I had just spent four months solidly reading every and any snippet of information on diabetes that I could get my hands on, spending hour upon hour researching every possible theory around curing diabetes I could find; I had tried hard exercise, gentle exercise, no exercise, I had tried low carb eating, high protein eating, virtually not eating… and he seemed to be suggesting that I just needed to pull my socks up and try a bit harder. I was so angry, and so on the brink of tears, that I had to virtually run away from him and into the ladies loo in order to try and get myself together enough to go back out to the 500 or so guests there.
And then for the next few days, I was really, really bummed out by the conversation. I kept telling myself it was ridiculous to feel so low over a conversation that probably had little meaning to the other person; that in all likelihood he really didn’t mean it to come across the way it did; but still I couldn’t shake the feeling that I was a big failure at this whole diabetes management thing. That it wasn’t that hard, that I was lazy, and that I was making a mountain out of a molehill… all sorts of lovely thoughts.
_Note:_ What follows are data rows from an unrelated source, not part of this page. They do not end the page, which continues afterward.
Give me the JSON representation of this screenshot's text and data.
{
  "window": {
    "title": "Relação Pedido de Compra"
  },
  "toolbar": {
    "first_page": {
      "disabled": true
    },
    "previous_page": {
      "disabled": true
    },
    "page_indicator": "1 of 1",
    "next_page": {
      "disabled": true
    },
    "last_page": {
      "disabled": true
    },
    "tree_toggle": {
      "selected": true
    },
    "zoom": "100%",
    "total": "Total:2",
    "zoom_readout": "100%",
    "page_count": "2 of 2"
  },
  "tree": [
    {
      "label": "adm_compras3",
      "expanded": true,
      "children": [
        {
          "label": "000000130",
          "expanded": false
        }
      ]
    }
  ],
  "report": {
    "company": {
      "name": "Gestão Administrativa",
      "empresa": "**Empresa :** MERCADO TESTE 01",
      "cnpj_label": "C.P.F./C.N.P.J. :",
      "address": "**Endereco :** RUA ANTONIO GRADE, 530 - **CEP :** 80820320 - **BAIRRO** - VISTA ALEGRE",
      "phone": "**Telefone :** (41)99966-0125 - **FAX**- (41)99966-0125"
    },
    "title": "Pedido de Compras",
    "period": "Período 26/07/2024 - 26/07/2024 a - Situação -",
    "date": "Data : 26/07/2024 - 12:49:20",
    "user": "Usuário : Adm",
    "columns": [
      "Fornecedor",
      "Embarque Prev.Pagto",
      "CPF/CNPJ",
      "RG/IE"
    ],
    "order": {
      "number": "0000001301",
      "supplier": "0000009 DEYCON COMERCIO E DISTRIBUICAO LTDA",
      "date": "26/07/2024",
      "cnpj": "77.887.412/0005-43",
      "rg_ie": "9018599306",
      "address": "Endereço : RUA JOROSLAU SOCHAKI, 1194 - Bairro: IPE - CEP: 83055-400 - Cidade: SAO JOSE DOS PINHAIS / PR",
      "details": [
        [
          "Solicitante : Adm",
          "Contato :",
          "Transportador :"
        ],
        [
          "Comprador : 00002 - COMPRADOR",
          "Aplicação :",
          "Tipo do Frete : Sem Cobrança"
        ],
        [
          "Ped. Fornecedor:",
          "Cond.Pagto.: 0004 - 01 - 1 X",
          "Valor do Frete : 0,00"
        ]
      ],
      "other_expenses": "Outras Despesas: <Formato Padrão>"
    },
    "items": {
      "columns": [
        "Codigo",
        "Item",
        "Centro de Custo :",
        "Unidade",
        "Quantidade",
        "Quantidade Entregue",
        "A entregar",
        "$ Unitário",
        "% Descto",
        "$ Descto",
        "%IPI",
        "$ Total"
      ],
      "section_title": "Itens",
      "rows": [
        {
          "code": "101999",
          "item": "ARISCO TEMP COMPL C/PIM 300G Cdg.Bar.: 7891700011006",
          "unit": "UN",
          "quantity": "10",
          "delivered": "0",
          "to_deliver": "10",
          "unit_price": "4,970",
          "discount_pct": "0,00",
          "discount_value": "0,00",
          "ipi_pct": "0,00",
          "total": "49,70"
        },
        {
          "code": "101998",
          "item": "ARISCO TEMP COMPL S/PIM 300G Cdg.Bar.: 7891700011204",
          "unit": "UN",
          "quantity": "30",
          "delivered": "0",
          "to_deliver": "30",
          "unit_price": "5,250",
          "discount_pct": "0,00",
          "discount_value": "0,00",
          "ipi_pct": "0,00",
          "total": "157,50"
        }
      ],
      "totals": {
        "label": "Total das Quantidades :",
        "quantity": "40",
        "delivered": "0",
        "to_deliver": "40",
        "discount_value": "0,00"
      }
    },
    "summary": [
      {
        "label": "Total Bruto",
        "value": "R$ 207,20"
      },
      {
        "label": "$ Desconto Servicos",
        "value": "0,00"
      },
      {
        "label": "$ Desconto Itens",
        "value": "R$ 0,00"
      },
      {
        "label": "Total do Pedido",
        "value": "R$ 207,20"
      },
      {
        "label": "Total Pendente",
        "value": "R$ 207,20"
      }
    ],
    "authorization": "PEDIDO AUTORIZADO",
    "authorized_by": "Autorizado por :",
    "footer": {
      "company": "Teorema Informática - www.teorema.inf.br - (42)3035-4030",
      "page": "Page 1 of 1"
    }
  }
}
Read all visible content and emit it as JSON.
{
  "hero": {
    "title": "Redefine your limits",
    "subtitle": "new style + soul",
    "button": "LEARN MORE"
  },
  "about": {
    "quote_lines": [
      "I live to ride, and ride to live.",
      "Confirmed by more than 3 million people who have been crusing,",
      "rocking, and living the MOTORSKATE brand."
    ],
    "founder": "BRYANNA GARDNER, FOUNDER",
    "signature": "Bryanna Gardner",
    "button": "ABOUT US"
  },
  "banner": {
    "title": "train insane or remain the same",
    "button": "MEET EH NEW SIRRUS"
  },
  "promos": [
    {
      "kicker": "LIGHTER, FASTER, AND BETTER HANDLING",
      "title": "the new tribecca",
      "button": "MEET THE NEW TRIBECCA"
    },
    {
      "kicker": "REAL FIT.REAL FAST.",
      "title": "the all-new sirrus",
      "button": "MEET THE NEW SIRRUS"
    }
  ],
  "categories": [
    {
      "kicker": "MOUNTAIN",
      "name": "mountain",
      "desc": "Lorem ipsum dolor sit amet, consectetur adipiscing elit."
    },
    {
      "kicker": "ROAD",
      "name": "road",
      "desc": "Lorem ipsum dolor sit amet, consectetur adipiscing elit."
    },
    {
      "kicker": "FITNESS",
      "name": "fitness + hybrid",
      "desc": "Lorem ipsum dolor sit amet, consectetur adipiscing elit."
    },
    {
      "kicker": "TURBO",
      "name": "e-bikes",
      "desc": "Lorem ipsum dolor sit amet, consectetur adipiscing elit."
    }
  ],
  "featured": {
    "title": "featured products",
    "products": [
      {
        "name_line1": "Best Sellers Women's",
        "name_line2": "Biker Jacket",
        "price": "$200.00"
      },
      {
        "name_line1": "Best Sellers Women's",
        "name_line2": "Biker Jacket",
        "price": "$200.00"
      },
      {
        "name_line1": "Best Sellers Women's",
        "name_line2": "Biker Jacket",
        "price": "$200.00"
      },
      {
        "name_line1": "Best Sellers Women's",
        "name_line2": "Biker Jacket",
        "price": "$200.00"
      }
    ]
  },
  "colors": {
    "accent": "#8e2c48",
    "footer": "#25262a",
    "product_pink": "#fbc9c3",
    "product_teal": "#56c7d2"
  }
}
It was a pretty horrible couple of days.
But then I read something; I can’t actually remember where or even what exactly it was – but it was something along the lines of:
The happiest people are those that don’t care what other people think.
And whilst I don’t totally embrace this idea (as I think its nice to sometimes care what others think; as by caring you can, well, show you care…) it was enough to jolt me out of the downward loop I was in, and remember to just be me. And then I think someone posted on facebook the lovely quote:
“Be yourself, everyone else is taken”
And ~ ping ~ everything shifted and lifted, and all was well in my world again :)
But the conversations yesterday and this morning did get me thinking again; why do we care so much? And why do we feel more comfortable when we feel we belong in groups – is it just human nature…?
I know from personal experience, breaking away from “the norm” is a sometimes uncomfortable, and sometimes lonely experience; so is it simply a matter of us wanting to feel supported within the surroundings of our ‘tribes’ of people who feel the same way as we do…?
And so endeth my Wednesday morning philosophical pondering n’ musings… :)
Would love to hear your thoughts? xo
PS – and yes, I do get the irony of feeling/writing this, and then asking what you think ;) although I’m learning to embrace my “me-ness”, I guess a part of me still wants to find my “pack” too… ♥